A pair of Long-Tailed Tits were bustling around in the bushes on the north edge of the Rose Garden. There is always at least one nest here every year, and in the past we have been able to find some of them and get pictures of the building of these elaborate structures.

Ahmet Amerikali got pictures of a Coal Tit in a yew ...

... and a Goldcrest in holly at the southwest corner of the bridge.

On Saturday Tom photographed a female Siskin in the alders near the Italian Garden where we saw them a few days ago. I've been checking the trees since then but haven't found any more.

Another picture by Tom, our one and only Grey Wagtail on the rocks at the top of the Dell waterfall.

Today there was just a Moorhen here ...

... but a Pied Wagtail was hunting along the edge of Serpentine. It looked carefully over the kerb before taking chances with the choppy waves breaking on the shore.

The Grey Herons' nest at the east end of the island had a sitting bird in it. Before jumping to the conclusion that they've already got eggs, you have to consider that this nest is facing into a howling northeast wind and the heron may just have been keeping out of the blast.

However, at the nest with young, a parent was standing on the upper nest in the teeth of the wind. You can just see one of the young birds wisely keeping down in the lower nest.

At the east edge of the Parade Ground the people laying new turf have added and graded fresh topsoil in an effort to improve the drainage on the impervious clay soil -- the east side of the Parade Ground is often flooded. The new soil attracted a crowd of Herring Gulls and a Lesser Black-Back looking for worms.

The Czech Black-Headed Gull had come down from his favourite perch on the No Swimming sign to have a drink.

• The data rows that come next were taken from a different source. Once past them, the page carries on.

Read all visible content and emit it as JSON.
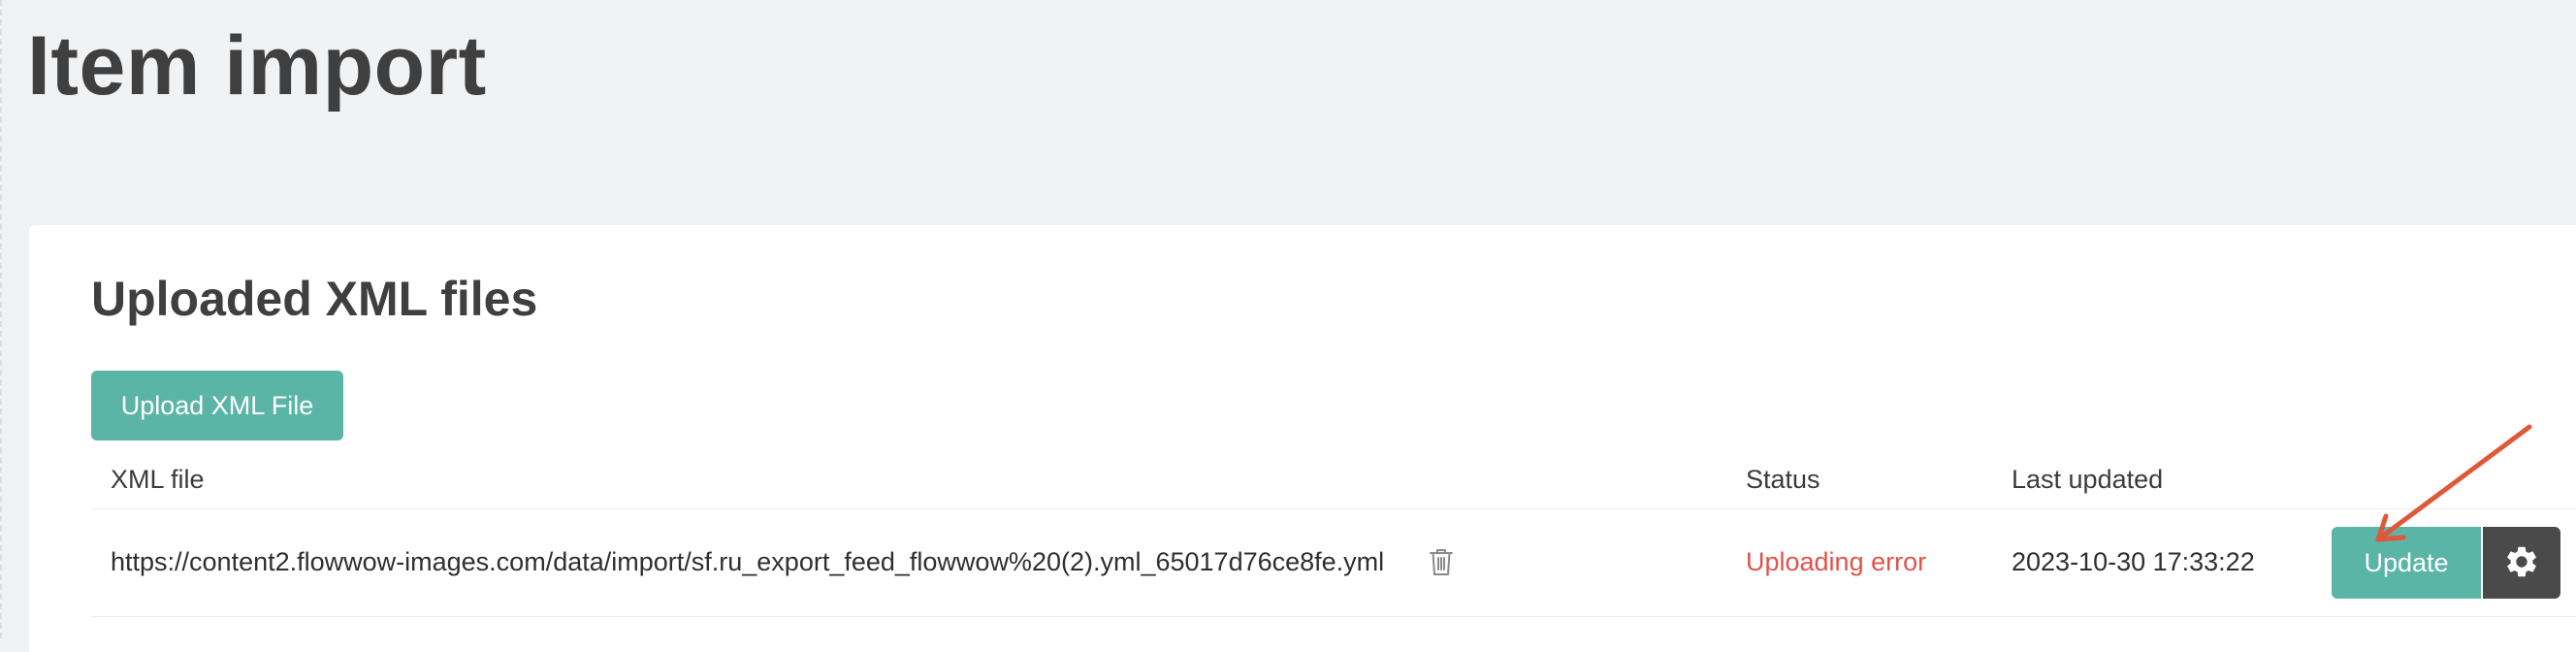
{
  "page": {
    "title": "Item import"
  },
  "section": {
    "title": "Uploaded XML files",
    "upload_button_label": "Upload XML File"
  },
  "table": {
    "headers": {
      "file": "XML file",
      "status": "Status",
      "last_updated": "Last updated"
    },
    "rows": [
      {
        "file_url": "https://content2.flowwow-images.com/data/import/sf.ru_export_feed_flowwow%20(2).yml_65017d76ce8fe.yml",
        "status": "Uploading error",
        "last_updated": "2023-10-30 17:33:22",
        "update_label": "Update",
        "delete_icon": "trash-icon",
        "settings_icon": "gear-icon"
      }
    ]
  },
  "colors": {
    "background": "#f1f2f4",
    "panel": "#ffffff",
    "accent": "#5bb5a6",
    "dark_button": "#4a4a4a",
    "error": "#e0534a",
    "annotation_arrow": "#e0583a"
  }
}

There was a Coot with one leg on the boat hire platform. Coots sometimes break legs in their savage fights.

The Black Swan, recently down from the Round Pond with his white girlfriend, preened on the edge of the Serpentine in the strong wind ruffling his ruffles even more. He called to his girlfriend, who was nearby, and she came over. She really does like this peculiar hooting foreigner.

The male Egyptian Goose in the Italian Garden kept up his lonely vigil on the bowl of the marble fountain.

One more picture from Ahmet, a male Great Spotted Woodpecker at Russia Dock Woodlands.

A new notice near the Albert Memorial giving information about the structure shows an engraving of the 'prospect mount' constructed by Charles Bridgeman when he was improving Kensington Gardens in the early 18th century. I found the original drawing on the web -- it was done by Bernard Lens in 1732. The summerhouse on top of the mount could be revolved to face the sun, no doubt requiring a troop of servants to shift it.

The mount was demolished by the end of the century when the trees had grown tall and blocked the view. All that remains is some low hummocks of earth to the east of the much later Albert Memorial and the name Mount Gate for the gate south of the Serpentine Gallery.